A TOURISM leader in North Wales has slammed Airbnb for its “cynical support” for a Welsh Government plan to tax the industry.

Jim Jones, the chief executive of North Wales Tourism, described the plan to impose the controversial Tourism Tax as a “flawed idea”.

Airbnb have said they back the idea and that they want to work with the Welsh Government in a bid to tackle so-called “over tourism”.

Mr Jones said any additional levy would be counterproductive and deter visitors from coming to North Wales and play to the “anti-visitor mantra”.

With Covid restrictions being eased, the last thing that was needed was a tax that would encourage “staycationers” to go to other parts of the UK instead.

“Instead of the Welsh Government prioritising the recovery and optimistically talking growth, such as a one per cent increase in tourism spend which would add an extra £20m to the economy, we find ourselves back to 2017 when the then Finance Minister Mark Drakeford was trying to push through four new taxes, one being tourism tax," he said.

“We told him then as we tell him now, this is not welcomed by the majority of the industry.

“It is counterproductive and will damage our economic performance, brand and prospects. It will also increase social exclusion, undermine policies to create a healthier and more active Wales, limit opportunities for economic growth in Welsh-speaking heartlands and disproportionately impact those least able to afford to take a holiday.

“It is extremely insensitive that the Welsh Government are talking about this and could not have come at a worse time for our industry, raising the subject knowing full well it will play into the anti-visitor mantra.

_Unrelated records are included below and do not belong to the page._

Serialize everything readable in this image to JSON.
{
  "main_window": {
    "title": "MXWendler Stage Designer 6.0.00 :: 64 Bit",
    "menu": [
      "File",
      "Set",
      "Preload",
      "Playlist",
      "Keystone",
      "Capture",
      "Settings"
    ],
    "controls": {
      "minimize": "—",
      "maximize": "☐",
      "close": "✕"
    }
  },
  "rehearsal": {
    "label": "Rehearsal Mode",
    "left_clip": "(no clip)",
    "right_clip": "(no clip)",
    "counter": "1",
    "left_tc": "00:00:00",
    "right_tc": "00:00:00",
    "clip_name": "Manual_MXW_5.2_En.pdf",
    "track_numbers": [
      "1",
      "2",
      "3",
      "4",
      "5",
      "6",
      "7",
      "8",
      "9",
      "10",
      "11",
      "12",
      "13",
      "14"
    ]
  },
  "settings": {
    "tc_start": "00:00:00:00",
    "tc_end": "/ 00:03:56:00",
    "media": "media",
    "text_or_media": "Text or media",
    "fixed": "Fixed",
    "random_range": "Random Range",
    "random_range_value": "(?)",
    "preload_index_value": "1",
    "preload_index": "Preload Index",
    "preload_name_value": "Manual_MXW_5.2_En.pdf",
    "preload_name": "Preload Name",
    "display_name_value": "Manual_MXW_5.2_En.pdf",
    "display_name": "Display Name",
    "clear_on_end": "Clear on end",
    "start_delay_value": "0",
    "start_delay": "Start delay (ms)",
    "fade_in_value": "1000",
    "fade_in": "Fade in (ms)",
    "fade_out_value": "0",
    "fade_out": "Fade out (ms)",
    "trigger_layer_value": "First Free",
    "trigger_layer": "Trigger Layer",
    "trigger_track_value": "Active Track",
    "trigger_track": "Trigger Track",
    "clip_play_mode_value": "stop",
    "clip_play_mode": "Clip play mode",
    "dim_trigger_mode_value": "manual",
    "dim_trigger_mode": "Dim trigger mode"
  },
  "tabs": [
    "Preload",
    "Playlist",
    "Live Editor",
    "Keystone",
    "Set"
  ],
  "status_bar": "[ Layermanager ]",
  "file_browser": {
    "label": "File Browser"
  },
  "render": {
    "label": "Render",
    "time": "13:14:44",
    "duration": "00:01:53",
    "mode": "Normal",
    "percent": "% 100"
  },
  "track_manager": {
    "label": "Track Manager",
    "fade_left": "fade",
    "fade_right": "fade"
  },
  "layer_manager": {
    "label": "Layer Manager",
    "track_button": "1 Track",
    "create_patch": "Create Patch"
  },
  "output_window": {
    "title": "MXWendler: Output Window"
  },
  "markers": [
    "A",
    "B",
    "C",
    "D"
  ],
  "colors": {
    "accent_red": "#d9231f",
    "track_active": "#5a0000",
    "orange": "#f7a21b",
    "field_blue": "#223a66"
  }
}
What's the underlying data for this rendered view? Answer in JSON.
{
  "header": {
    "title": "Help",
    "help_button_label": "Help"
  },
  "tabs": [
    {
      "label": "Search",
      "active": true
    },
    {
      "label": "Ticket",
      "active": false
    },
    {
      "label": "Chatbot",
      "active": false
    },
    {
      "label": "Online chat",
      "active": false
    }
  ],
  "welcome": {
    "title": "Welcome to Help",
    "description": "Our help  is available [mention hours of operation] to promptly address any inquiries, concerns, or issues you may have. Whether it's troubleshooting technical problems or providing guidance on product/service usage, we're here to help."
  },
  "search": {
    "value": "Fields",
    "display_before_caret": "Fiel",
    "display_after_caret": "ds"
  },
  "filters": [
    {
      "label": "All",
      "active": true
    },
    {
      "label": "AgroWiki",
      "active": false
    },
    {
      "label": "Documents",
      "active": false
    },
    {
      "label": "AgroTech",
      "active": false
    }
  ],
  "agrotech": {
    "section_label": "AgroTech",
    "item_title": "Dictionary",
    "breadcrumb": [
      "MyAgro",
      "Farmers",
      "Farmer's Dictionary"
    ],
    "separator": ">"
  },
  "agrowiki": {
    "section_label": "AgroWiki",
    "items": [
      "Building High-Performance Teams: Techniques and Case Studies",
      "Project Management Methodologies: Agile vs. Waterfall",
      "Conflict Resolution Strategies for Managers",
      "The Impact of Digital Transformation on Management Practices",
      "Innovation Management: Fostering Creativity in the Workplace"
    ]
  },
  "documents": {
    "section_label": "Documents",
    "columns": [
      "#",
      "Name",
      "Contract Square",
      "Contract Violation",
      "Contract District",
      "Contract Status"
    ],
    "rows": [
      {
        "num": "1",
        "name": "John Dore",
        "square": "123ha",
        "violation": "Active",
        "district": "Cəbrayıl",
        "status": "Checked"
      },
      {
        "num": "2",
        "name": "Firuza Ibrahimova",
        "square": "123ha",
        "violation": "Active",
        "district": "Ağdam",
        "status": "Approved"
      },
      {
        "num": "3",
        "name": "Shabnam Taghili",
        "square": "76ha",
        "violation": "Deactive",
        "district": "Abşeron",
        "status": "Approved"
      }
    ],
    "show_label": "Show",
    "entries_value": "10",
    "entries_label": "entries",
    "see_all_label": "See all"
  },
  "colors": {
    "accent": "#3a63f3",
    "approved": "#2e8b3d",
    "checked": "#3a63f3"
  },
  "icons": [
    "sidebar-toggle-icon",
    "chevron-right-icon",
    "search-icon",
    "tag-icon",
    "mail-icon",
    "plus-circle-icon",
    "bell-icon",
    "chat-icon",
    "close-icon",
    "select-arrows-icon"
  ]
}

“Welsh tourism and hospitality businesses pay business rates to Welsh Government, revenue all generated through visitor spend and so already a tax on tourism spend.

“In my view the whole tourism tax model is flawed in Wales as local authorities already get an enhanced grant towards increased visitor numbers."

Mr Jones said he was also "very disappointed" that Airbnb had voiced support for the plan.

“They are not on a level playing field with our serviced accommodation sector, there is a statutory misalignment - whereby many Airbnb hosts can have no business insurance nor public liability insurance, have no responsibility to test electronic equipment and can freely dispose of waste through their local authority as if domestic tenants," he said.

“A majority of Airbnb owners are not registered for business rates and are unregulated, so how on earth would they propose to ensure compliance?"